Monday, October 31, 2011


Everybody has seen jack-o-lanterns, and a lot of people have even carved them personally, but do you know how jack-o-lanterns got started?  Well, it's a very interesting story, and I'm about to tell it to you.

A long time ago in Ireland, there was a a man called Stingy Jack, and one day he asked the Devil to have a drink with him.  So they went to a pub and had a drink, but then Jack didn't want to pay because he was stingy, just like his name said.  So he talked the Devil into turning himself into a coin, and that way Jack could use the coin to pay the bill.  After that, the Devil would change back to his usual self, and Jack wouldn't be out any money.

So the Devil agreed to do this, and he changed into a coin.  But Jack decided to keep the coin instead of paying the bill, and he stuck the coin into his pocket, right next to a cross.  And in this way, the devil was trapped, and he couldn't change back into the Devil.  But finally Jack freed the Devil from the coin, except that first he made the Devil promise to leave him alone for a year.  Also Jack got a promise that the Devil wouldn't take his soul, in case Jack died.

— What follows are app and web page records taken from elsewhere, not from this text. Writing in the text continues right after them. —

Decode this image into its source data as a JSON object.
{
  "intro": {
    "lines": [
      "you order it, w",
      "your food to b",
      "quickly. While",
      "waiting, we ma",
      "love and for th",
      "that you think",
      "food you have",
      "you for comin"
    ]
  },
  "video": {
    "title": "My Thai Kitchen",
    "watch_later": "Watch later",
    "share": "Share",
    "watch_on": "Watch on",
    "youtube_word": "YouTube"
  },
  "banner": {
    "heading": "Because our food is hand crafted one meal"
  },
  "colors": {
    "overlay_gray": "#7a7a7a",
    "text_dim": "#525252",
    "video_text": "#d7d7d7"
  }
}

Scary cat witch
Then later, Jack tricked the silly Devil again and made him climb a tree to get a piece of fruit.  As soon as the Devil got up in the tree, Jack carved a cross on the tree, and this made it so that the Devil couldn't come down from the tree until he promised not to bother Jack for 10 years.  But Jack only lived a little while longer, and when he died, he was too naughty to get into heaven.  And he couldn't go to hell either because the Devil had promised not to take his soul.

Death Star pumpkin
So Jack asked the Devil where he should go and what he should do.  And the Devil said that Jack must wander the earth forever in the dark of night.  Then he gave him a coal from the eternal fires of hell, and Jack carved out a turnip to carry his coal in.  And after that, Jack roamed around, always looking for a place to rest, and people called him "Jack of the Lantern," or "Jack o' Lantern" for short.

Traditional Irish turnip lantern
from early 20th century
Another meaning for jack-o-lantern was a night watchman, because watchmen carried lanterns.  This term began to be used in 1837.  And pretty soon, the Irish started carving faces in turnips or other vegetables such as rutabagas, potatoes, and beets.  Then they put a candle in the vegetable and put it in their window or by their door to scare away evil spirits such as Stingy Jack.  Scottish people did this, too, and when immigrants came to America, they brought the tradition with them.

But in America, there were pumpkins, which the native Americans had been growing for 5,000 years or so.  Europeans didn't know about pumpkins at the time when Columbus first came here, but when they came here to settle, they found out that pumpkins made great jack-o-lanterns, as well as being yummy to eat.  At first, carved pumpkins were just part of the harvest season, but later they got to be associated with Halloween.

Of course, you are probably wondering what the largest jack-o-lantern ever carved was.  Well, it was made on October 31, 2005 from a pumpkin that weighed 1,469 pounds.  The man who carved it was Scott Cully, of Northern Cambria, Pennsylvania.

And the record for the most jack-o-lanterns ever carved and lit in one place was set on October 21, 2006, on Boston Common, where there were 30,128 of them.

I think more pumpkins
should have dogs carved on them!

People used to just carve faces on pumpkins to make jack-o-lanterns, but nowadays, you can carve almost anything.  You can even go on the internet and get patterns and instructions for how to make your jack-o-lantern.  We never make jack-o-lanterns here at our house because Mom is too lazy.  I don't care too much about that, but sometimes I wish that she would make a really big pumpkin pie for us dogs.  I think that would be a very nice thing for her to do!


  1. Interesting blog today, Piper. We like all the pumpkin carvings. We also agree that mom should bake you and our mom should bake for us, a BIG pumpkin pie!

  2. Very interesting and I enjoyed all the pics of the carved pumpkins too! I, personaly, haven't carved a pumpkin since my daughter left home. Like your mom, I'm just to lazy to do it. One year my daughter & I didn't carve pumpkins - we just made colorful faces on the pumpkins. We only did that once because my daughter thought it was boring compared to carving pumpkins. Anyway, I did enjoy today's blog, and I think it would be super nice of your mom to make a big pumpkin pie for you and the other dogs, but something tells me that probably won't happen. Have a nice Halloween, and I hope all the kids don't scare you and all the others in the household; especially the new kittens.
    Love, AP

  3. We are busy hiding in our house right now with the outside lights off, and nobody has come to the door so far. But people keep walking right across our yard, on our new grass, which does not make Mom happy. But mostly we are trying to pretend it is not Halloween, except that I told Mom that everyone agrees she should bake us a pumpkin pie. She said she would "take it under advisement," whatever that means!
    Love, Piper